* ABOUT THIS TASK *
Records follow. Select each line holding "DRAM".
┌──
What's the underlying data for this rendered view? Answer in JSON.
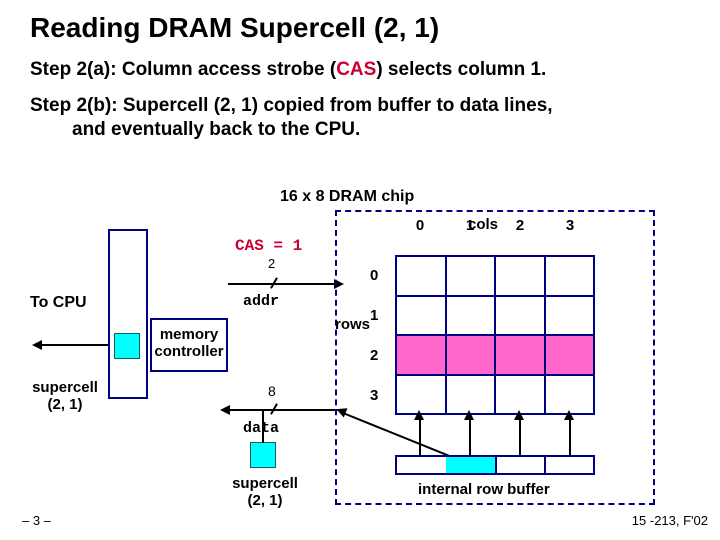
{
  "title": "Reading DRAM Supercell (2, 1)",
  "step_a_prefix": "Step 2(a): Column access strobe (",
  "step_a_cas": "CAS",
  "step_a_suffix": ") selects column 1.",
  "step_b_line1": "Step 2(b): Supercell (2, 1) copied from buffer to data lines,",
  "step_b_line2": "and eventually back to the CPU.",
  "chip_title": "16 x 8 DRAM chip",
  "tocpu": "To CPU",
  "memctrl_l1": "memory",
  "memctrl_l2": "controller",
  "supercell_l1": "supercell",
  "supercell_l2": "(2, 1)",
  "cas": "CAS = 1",
  "wire2": "2",
  "addr": "addr",
  "wire8": "8",
  "data": "data",
  "cols_label": "cols",
  "rows_label": "rows",
  "col0": "0",
  "col1": "1",
  "col2": "2",
  "col3": "3",
  "row0": "0",
  "row1": "1",
  "row2": "2",
  "row3": "3",
  "buf_label": "internal row buffer",
  "footer_left": "– 3 –",
  "footer_right": "15 -213, F'02",
  "chart_data": {
    "type": "diagram",
    "grid": {
      "rows": 4,
      "cols": 4,
      "highlighted_row": 2,
      "selected_cell": [
        2,
        1
      ]
    },
    "signals": {
      "addr_width": 2,
      "data_width": 8,
      "CAS": 1
    },
    "buffer_filled_col": 1
  }
}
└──
* OUTPUT OF THE TASK *
  "title": "Reading DRAM Supercell (2, 1)",
  "chip_title": "16 x 8 DRAM chip",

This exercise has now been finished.